Author’s note: The following was written as the preface to the Danish edition of Notes on Conceptualisms by Robert Fitterman and Vanessa Place, which was published as Notater om konceptualismer by Editions After Hand (Århus, 2012).  The chronology sketched out in the preface served as the basis for my talk at the Poetry Communities conference. — Craig Dworkin

Poetry isolation and collective clumsiness

An antonymic exploration

Maria Damon

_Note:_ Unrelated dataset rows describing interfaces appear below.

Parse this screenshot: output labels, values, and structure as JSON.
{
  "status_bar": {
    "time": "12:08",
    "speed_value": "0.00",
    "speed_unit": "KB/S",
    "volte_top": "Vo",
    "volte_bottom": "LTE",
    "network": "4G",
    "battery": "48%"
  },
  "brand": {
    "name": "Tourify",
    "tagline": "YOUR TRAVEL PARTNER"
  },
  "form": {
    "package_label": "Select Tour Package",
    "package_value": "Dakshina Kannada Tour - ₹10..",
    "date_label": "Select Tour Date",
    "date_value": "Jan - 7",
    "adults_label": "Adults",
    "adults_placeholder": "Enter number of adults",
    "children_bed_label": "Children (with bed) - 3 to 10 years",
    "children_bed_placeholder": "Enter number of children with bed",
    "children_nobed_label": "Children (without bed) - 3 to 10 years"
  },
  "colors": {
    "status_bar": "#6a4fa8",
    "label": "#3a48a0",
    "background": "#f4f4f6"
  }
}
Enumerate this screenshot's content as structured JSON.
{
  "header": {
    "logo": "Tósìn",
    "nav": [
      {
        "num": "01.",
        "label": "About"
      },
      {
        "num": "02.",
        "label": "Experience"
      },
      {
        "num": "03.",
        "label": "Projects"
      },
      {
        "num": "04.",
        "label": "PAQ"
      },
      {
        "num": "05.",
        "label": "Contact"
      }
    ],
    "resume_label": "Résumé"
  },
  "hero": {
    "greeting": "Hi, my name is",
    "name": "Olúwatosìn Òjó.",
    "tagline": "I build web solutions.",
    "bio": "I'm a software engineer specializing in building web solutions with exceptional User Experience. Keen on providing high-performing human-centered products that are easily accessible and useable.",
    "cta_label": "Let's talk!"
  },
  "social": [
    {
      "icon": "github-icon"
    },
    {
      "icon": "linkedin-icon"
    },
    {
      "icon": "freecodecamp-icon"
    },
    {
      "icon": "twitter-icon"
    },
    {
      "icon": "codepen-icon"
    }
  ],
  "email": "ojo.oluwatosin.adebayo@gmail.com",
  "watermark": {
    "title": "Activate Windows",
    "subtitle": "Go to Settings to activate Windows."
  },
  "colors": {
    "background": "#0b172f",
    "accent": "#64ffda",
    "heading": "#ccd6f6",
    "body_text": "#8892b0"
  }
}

“Poetry Communities and THE Individual Talent” — if THE individual talent is that of T. S. Eliot, then why am I here? If including the definite article is not intended by the conference organizers to actually describe anyone or anything, I can be more comfortable, but in general the antonymic is my preferred mode: isolation instead of community, collectivity instead of individuality, and clumsiness instead of talent. But “collectivity” doesn’t quite do it; it’s too purposeful and suggests focused endeavor. It might be more interesting to consider a surround of creativity, or uncreative, haphazard, epiphenomenal creativity, an environmental aura of spasmodic restlessness without clear agency, as a model for a poetics that erodes any lingering traces of Eliotic attachment to talented individualism. Although, it must be conceded that his wistfulness for disappearance into a personality-less tradition — albeit because of his overwhelming sense of personality — resonates with Michel Foucault’s (and John Keats’s and Jack Spicer’s) observation that the writer disappears into writing.